ABOUT THIS TASK: The data must be returned in full and exactly as given.

PROVIDED DATA:
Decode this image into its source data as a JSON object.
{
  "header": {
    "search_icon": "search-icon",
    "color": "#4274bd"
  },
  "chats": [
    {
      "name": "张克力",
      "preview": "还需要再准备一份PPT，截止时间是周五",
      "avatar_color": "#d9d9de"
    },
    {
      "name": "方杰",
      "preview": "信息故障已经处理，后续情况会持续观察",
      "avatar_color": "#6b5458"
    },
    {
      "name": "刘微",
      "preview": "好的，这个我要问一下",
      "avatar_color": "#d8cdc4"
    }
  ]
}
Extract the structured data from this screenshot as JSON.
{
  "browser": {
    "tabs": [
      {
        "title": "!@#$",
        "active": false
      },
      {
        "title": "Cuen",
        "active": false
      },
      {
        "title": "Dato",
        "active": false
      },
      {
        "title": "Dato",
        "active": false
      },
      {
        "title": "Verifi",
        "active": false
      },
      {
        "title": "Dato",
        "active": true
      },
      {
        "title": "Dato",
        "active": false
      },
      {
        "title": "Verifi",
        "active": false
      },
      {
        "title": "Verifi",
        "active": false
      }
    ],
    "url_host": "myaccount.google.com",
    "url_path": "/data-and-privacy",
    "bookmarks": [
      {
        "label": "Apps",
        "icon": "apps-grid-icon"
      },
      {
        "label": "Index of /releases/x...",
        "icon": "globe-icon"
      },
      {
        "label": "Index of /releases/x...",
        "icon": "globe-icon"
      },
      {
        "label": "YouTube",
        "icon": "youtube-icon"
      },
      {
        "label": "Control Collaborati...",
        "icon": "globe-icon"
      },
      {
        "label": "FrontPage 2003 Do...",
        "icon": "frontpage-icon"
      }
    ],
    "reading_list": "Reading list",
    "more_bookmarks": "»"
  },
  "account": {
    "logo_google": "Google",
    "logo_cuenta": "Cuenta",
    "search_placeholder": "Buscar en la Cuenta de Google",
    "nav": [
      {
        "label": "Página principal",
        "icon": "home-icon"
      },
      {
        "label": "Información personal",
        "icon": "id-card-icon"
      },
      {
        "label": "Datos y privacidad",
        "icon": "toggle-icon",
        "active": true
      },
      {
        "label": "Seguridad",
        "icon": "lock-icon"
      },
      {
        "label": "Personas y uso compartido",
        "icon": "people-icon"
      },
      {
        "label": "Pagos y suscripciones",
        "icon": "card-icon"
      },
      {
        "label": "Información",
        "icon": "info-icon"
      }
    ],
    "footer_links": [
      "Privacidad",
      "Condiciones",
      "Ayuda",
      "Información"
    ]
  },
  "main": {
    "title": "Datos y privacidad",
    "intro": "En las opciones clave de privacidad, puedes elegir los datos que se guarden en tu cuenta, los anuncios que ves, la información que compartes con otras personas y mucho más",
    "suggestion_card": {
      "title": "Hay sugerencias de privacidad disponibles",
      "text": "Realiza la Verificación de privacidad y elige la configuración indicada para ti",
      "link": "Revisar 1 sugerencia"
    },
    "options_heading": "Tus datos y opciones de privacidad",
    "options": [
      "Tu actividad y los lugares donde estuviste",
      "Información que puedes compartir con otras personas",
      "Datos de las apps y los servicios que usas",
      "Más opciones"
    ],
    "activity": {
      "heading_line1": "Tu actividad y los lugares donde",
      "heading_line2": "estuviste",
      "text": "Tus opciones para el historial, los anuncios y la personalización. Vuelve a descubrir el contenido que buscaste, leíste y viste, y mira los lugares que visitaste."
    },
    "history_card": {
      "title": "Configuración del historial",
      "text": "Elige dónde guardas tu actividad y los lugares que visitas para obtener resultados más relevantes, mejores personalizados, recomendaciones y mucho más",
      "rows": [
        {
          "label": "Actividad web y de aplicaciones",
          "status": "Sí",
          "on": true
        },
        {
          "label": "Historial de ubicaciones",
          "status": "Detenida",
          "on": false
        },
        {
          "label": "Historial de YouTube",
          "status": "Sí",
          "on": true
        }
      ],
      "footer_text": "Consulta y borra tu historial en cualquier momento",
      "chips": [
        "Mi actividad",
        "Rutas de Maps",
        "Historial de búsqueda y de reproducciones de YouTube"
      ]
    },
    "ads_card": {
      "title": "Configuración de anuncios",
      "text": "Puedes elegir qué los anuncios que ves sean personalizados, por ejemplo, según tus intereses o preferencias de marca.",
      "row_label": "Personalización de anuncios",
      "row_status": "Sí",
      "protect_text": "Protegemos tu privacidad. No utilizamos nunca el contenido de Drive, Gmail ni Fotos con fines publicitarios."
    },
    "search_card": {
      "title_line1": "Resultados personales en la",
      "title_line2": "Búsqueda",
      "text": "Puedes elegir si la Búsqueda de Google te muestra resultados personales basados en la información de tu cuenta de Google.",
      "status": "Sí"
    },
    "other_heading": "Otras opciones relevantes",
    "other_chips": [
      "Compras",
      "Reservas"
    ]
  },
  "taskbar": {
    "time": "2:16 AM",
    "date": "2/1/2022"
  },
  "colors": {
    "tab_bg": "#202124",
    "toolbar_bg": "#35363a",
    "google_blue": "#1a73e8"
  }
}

EXERCISE RESULT:
Decode this image into its source data as a JSON object.
{
  "header": {
    "search_icon": "search-icon",
    "color": "#4274bd"
  },
  "chats": [
    {
      "name": "张克力",
      "preview": "还需要再准备一份PPT，截止时间是周五",
      "avatar_color": "#d9d9de"
    },
    {
      "name": "方杰",
      "preview": "信息故障已经处理，后续情况会持续观察",
      "avatar_color": "#6b5458"
    },
    {
      "name": "刘微",
      "preview": "好的，这个我要问一下",
      "avatar_color": "#d8cdc4"
    }
  ]
}
Extract the structured data from this screenshot as JSON.
{
  "browser": {
    "tabs": [
      {
        "title": "!@#$",
        "active": false
      },
      {
        "title": "Cuen",
        "active": false
      },
      {
        "title": "Dato",
        "active": false
      },
      {
        "title": "Dato",
        "active": false
      },
      {
        "title": "Verifi",
        "active": false
      },
      {
        "title": "Dato",
        "active": true
      },
      {
        "title": "Dato",
        "active": false
      },
      {
        "title": "Verifi",
        "active": false
      },
      {
        "title": "Verifi",
        "active": false
      }
    ],
    "url_host": "myaccount.google.com",
    "url_path": "/data-and-privacy",
    "bookmarks": [
      {
        "label": "Apps",
        "icon": "apps-grid-icon"
      },
      {
        "label": "Index of /releases/x...",
        "icon": "globe-icon"
      },
      {
        "label": "Index of /releases/x...",
        "icon": "globe-icon"
      },
      {
        "label": "YouTube",
        "icon": "youtube-icon"
      },
      {
        "label": "Control Collaborati...",
        "icon": "globe-icon"
      },
      {
        "label": "FrontPage 2003 Do...",
        "icon": "frontpage-icon"
      }
    ],
    "reading_list": "Reading list",
    "more_bookmarks": "»"
  },
  "account": {
    "logo_google": "Google",
    "logo_cuenta": "Cuenta",
    "search_placeholder": "Buscar en la Cuenta de Google",
    "nav": [
      {
        "label": "Página principal",
        "icon": "home-icon"
      },
      {
        "label": "Información personal",
        "icon": "id-card-icon"
      },
      {
        "label": "Datos y privacidad",
        "icon": "toggle-icon",
        "active": true
      },
      {
        "label": "Seguridad",
        "icon": "lock-icon"
      },
      {
        "label": "Personas y uso compartido",
        "icon": "people-icon"
      },
      {
        "label": "Pagos y suscripciones",
        "icon": "card-icon"
      },
      {
        "label": "Información",
        "icon": "info-icon"
      }
    ],
    "footer_links": [
      "Privacidad",
      "Condiciones",
      "Ayuda",
      "Información"
    ]
  },
  "main": {
    "title": "Datos y privacidad",
    "intro": "En las opciones clave de privacidad, puedes elegir los datos que se guarden en tu cuenta, los anuncios que ves, la información que compartes con otras personas y mucho más",
    "suggestion_card": {
      "title": "Hay sugerencias de privacidad disponibles",
      "text": "Realiza la Verificación de privacidad y elige la configuración indicada para ti",
      "link": "Revisar 1 sugerencia"
    },
    "options_heading": "Tus datos y opciones de privacidad",
    "options": [
      "Tu actividad y los lugares donde estuviste",
      "Información que puedes compartir con otras personas",
      "Datos de las apps y los servicios que usas",
      "Más opciones"
    ],
    "activity": {
      "heading_line1": "Tu actividad y los lugares donde",
      "heading_line2": "estuviste",
      "text": "Tus opciones para el historial, los anuncios y la personalización. Vuelve a descubrir el contenido que buscaste, leíste y viste, y mira los lugares que visitaste."
    },
    "history_card": {
      "title": "Configuración del historial",
      "text": "Elige dónde guardas tu actividad y los lugares que visitas para obtener resultados más relevantes, mejores personalizados, recomendaciones y mucho más",
      "rows": [
        {
          "label": "Actividad web y de aplicaciones",
          "status": "Sí",
          "on": true
        },
        {
          "label": "Historial de ubicaciones",
          "status": "Detenida",
          "on": false
        },
        {
          "label": "Historial de YouTube",
          "status": "Sí",
          "on": true
        }
      ],
      "footer_text": "Consulta y borra tu historial en cualquier momento",
      "chips": [
        "Mi actividad",
        "Rutas de Maps",
        "Historial de búsqueda y de reproducciones de YouTube"
      ]
    },
    "ads_card": {
      "title": "Configuración de anuncios",
      "text": "Puedes elegir qué los anuncios que ves sean personalizados, por ejemplo, según tus intereses o preferencias de marca.",
      "row_label": "Personalización de anuncios",
      "row_status": "Sí",
      "protect_text": "Protegemos tu privacidad. No utilizamos nunca el contenido de Drive, Gmail ni Fotos con fines publicitarios."
    },
    "search_card": {
      "title_line1": "Resultados personales en la",
      "title_line2": "Búsqueda",
      "text": "Puedes elegir si la Búsqueda de Google te muestra resultados personales basados en la información de tu cuenta de Google.",
      "status": "Sí"
    },
    "other_heading": "Otras opciones relevantes",
    "other_chips": [
      "Compras",
      "Reservas"
    ]
  },
  "taskbar": {
    "time": "2:16 AM",
    "date": "2/1/2022"
  },
  "colors": {
    "tab_bg": "#202124",
    "toolbar_bg": "#35363a",
    "google_blue": "#1a73e8"
  }
}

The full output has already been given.